The response must contain every line below in which "Free" appears.

++++ Data to use

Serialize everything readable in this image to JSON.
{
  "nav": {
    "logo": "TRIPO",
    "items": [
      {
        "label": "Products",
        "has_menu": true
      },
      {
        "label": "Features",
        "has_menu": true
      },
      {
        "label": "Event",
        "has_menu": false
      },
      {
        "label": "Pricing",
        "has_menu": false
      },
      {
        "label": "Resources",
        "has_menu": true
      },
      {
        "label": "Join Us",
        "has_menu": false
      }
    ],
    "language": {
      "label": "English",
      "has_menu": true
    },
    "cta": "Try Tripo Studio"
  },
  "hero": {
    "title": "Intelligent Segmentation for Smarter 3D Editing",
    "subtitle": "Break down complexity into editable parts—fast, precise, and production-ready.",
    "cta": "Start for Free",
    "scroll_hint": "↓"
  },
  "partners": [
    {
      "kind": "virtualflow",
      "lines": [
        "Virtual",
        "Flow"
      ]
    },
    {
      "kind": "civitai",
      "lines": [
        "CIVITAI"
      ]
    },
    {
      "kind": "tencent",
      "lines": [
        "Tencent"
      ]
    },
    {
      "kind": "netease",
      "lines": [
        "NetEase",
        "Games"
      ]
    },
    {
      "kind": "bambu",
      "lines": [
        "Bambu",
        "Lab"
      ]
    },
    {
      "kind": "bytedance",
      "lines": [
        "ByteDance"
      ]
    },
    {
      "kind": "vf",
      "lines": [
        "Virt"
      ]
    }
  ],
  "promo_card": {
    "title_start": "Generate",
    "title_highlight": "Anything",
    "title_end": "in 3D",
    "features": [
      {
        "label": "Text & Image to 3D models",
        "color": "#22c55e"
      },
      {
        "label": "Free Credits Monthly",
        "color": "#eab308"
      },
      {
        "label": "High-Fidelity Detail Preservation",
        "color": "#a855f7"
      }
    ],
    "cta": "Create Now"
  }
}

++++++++

[Exercise output]
    "cta": "Start for Free",
        "label": "Free Credits Monthly",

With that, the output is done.